It’s easy for Mark Newell to imagine what the isolated crossroads in South Carolina’s Edgefield County must have looked like 200 years ago.
“See the mound over in that field?

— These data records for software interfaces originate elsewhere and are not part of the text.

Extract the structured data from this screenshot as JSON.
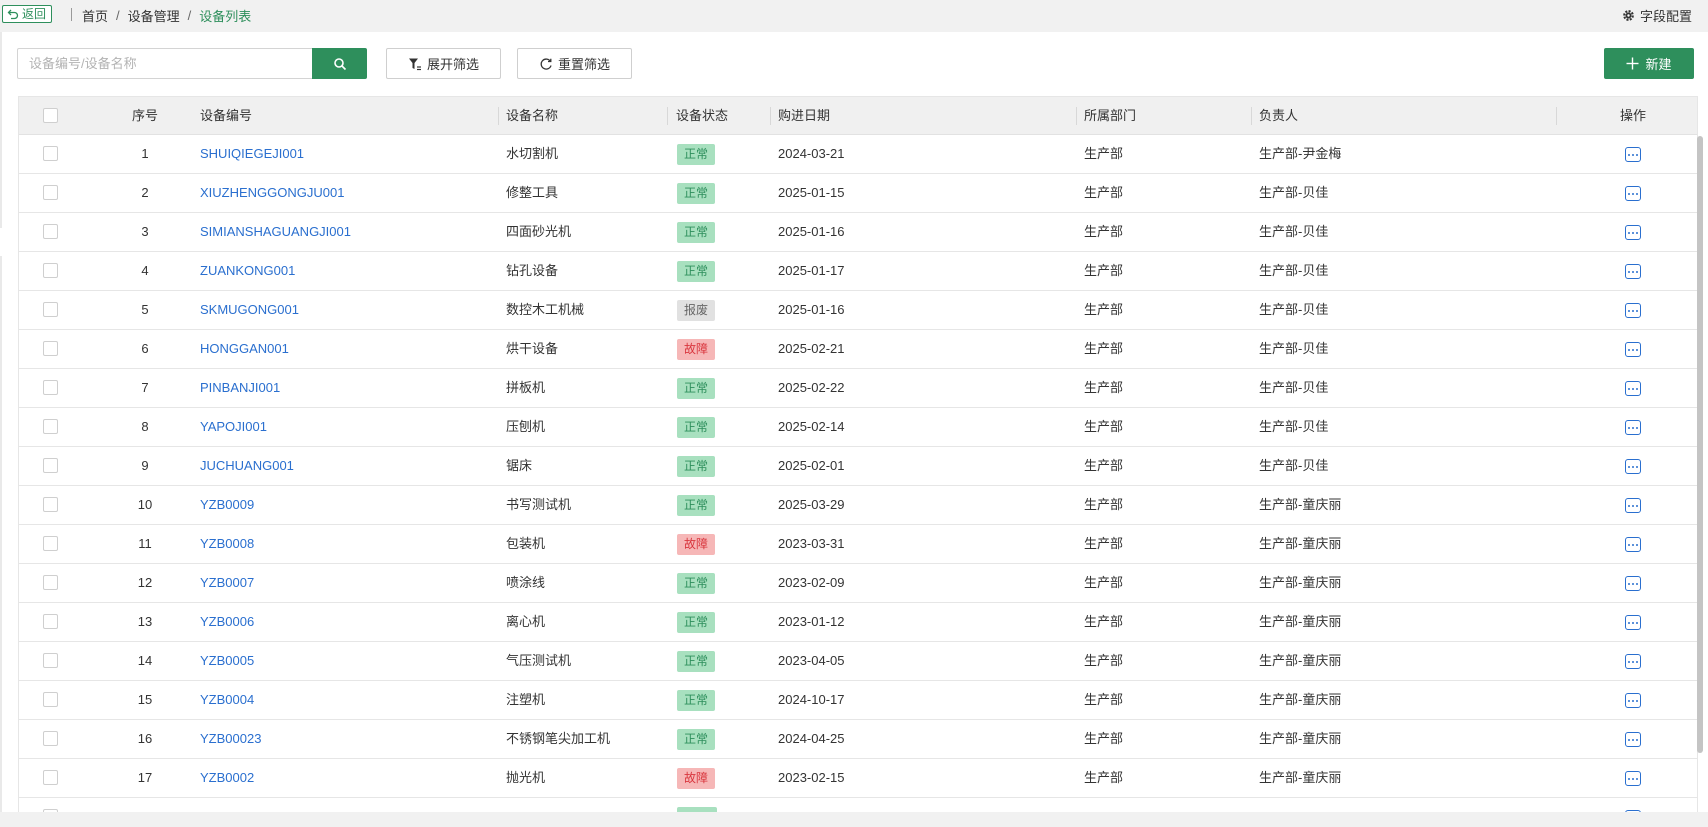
{
  "topbar": {
    "back_label": "返回",
    "breadcrumb": [
      "首页",
      "设备管理",
      "设备列表"
    ],
    "breadcrumb_sep": "/",
    "field_config_label": "字段配置"
  },
  "toolbar": {
    "search_placeholder": "设备编号/设备名称",
    "search_value": "",
    "filter_label": "展开筛选",
    "reset_label": "重置筛选",
    "new_label": "新建"
  },
  "table": {
    "headers": {
      "index": "序号",
      "code": "设备编号",
      "name": "设备名称",
      "status": "设备状态",
      "date": "购进日期",
      "dept": "所属部门",
      "owner": "负责人",
      "actions": "操作"
    },
    "rows": [
      {
        "index": "1",
        "code": "SHUIQIEGEJI001",
        "name": "水切割机",
        "status": "正常",
        "status_type": "ok",
        "date": "2024-03-21",
        "dept": "生产部",
        "owner": "生产部-尹金梅"
      },
      {
        "index": "2",
        "code": "XIUZHENGGONGJU001",
        "name": "修整工具",
        "status": "正常",
        "status_type": "ok",
        "date": "2025-01-15",
        "dept": "生产部",
        "owner": "生产部-贝佳"
      },
      {
        "index": "3",
        "code": "SIMIANSHAGUANGJI001",
        "name": "四面砂光机",
        "status": "正常",
        "status_type": "ok",
        "date": "2025-01-16",
        "dept": "生产部",
        "owner": "生产部-贝佳"
      },
      {
        "index": "4",
        "code": "ZUANKONG001",
        "name": "钻孔设备",
        "status": "正常",
        "status_type": "ok",
        "date": "2025-01-17",
        "dept": "生产部",
        "owner": "生产部-贝佳"
      },
      {
        "index": "5",
        "code": "SKMUGONG001",
        "name": "数控木工机械",
        "status": "报废",
        "status_type": "scrap",
        "date": "2025-01-16",
        "dept": "生产部",
        "owner": "生产部-贝佳"
      },
      {
        "index": "6",
        "code": "HONGGAN001",
        "name": "烘干设备",
        "status": "故障",
        "status_type": "fault",
        "date": "2025-02-21",
        "dept": "生产部",
        "owner": "生产部-贝佳"
      },
      {
        "index": "7",
        "code": "PINBANJI001",
        "name": "拼板机",
        "status": "正常",
        "status_type": "ok",
        "date": "2025-02-22",
        "dept": "生产部",
        "owner": "生产部-贝佳"
      },
      {
        "index": "8",
        "code": "YAPOJI001",
        "name": "压刨机",
        "status": "正常",
        "status_type": "ok",
        "date": "2025-02-14",
        "dept": "生产部",
        "owner": "生产部-贝佳"
      },
      {
        "index": "9",
        "code": "JUCHUANG001",
        "name": "锯床",
        "status": "正常",
        "status_type": "ok",
        "date": "2025-02-01",
        "dept": "生产部",
        "owner": "生产部-贝佳"
      },
      {
        "index": "10",
        "code": "YZB0009",
        "name": "书写测试机",
        "status": "正常",
        "status_type": "ok",
        "date": "2025-03-29",
        "dept": "生产部",
        "owner": "生产部-童庆丽"
      },
      {
        "index": "11",
        "code": "YZB0008",
        "name": "包装机",
        "status": "故障",
        "status_type": "fault",
        "date": "2023-03-31",
        "dept": "生产部",
        "owner": "生产部-童庆丽"
      },
      {
        "index": "12",
        "code": "YZB0007",
        "name": "喷涂线",
        "status": "正常",
        "status_type": "ok",
        "date": "2023-02-09",
        "dept": "生产部",
        "owner": "生产部-童庆丽"
      },
      {
        "index": "13",
        "code": "YZB0006",
        "name": "离心机",
        "status": "正常",
        "status_type": "ok",
        "date": "2023-01-12",
        "dept": "生产部",
        "owner": "生产部-童庆丽"
      },
      {
        "index": "14",
        "code": "YZB0005",
        "name": "气压测试机",
        "status": "正常",
        "status_type": "ok",
        "date": "2023-04-05",
        "dept": "生产部",
        "owner": "生产部-童庆丽"
      },
      {
        "index": "15",
        "code": "YZB0004",
        "name": "注塑机",
        "status": "正常",
        "status_type": "ok",
        "date": "2024-10-17",
        "dept": "生产部",
        "owner": "生产部-童庆丽"
      },
      {
        "index": "16",
        "code": "YZB00023",
        "name": "不锈钢笔尖加工机",
        "status": "正常",
        "status_type": "ok",
        "date": "2024-04-25",
        "dept": "生产部",
        "owner": "生产部-童庆丽"
      },
      {
        "index": "17",
        "code": "YZB0002",
        "name": "抛光机",
        "status": "故障",
        "status_type": "fault",
        "date": "2023-02-15",
        "dept": "生产部",
        "owner": "生产部-童庆丽"
      },
      {
        "index": "",
        "code": "",
        "name": "",
        "status": "",
        "status_type": "ok",
        "date": "",
        "dept": "",
        "owner": ""
      }
    ]
  },
  "colors": {
    "accent": "#2e8f5c",
    "link": "#2a6fcf",
    "status_ok_bg": "#a8e0bf",
    "status_fault_bg": "#f6b7b7",
    "status_scrap_bg": "#e1e1e1"
  },
  "icons": {
    "back": "return-arrow-icon",
    "field_config": "gear-icon",
    "search": "search-icon",
    "filter": "filter-icon",
    "reset": "refresh-icon",
    "new": "plus-icon",
    "row_action": "more-icon"
  }
}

That’s the kiln,” he said. “And just a half-mile further was the clay mine.”
Pottersville,the community that once thrived there, was established in 1810 by Dr. Abner Landrum, whose slave artisans turned out hundreds of thousands of stoneware vessels.
“It was his manufactory that started what we call the Edgefield pottery tradition,” said Newell, an archaeologist who has studied South Carolina’s famous potteries for three decades.
In its heyday, Pottersville was the origin of food storage jars of all sizes, along with other vessels that played a role in food preservation during the early days of the U.S.
“The average passer-by would never even know what was here,” Newell said, gazing at overgrown fields and occasional homes along U.S. Highway 25. “There is still a lot to be learned here, mostly underground.”
A nearby pond, for example, holds valuable knowledge beneath the dark water. “At the bottom, there are the remains of a brick flume, from the pottery,” he said.
Edgefield pottery is widely appreciated for its beauty and durability and is collected as utilitarian art.
In 2011, University of Illinois research archaeologist George Calfas and his student colleagues conducted a dig at the kiln site that yielded about 30,000 artifacts – mostly shards of pottery – and valuable knowledge about the processes used to make the vessels.
The Pottersville area holds just a few of the sites of antebellum stoneware factories.
In all, nearly two-dozen potteries thrived in the region, turning out storage jars and thousands of other vessels, including the famous “face jugs” that have been traced to some of the last African slaves brought to North America.
One of the area’s best-known slave potters was a man named Dave, whose strength and talent enabled him to create some of the largest Edgefield jars ever found.
It wasn’t just vessels of clay that made Dave special, however. He was also a poet who somehow taught himself to read and write – and inscribed insightful verses on some of his jars.
His later vessels, often signed and dated, can be seen at the Smithsonian Institution, Philadelphia Museum, Museum of Early Southern Decorative Arts in North Carolina, Atlanta’s High Museum, Boston’s Museum of Fine Arts and Detroit’s African-American Museum.
Pottersville’s decline began around 1830. Today, the area is considered a part of the town of Edgefield, just a few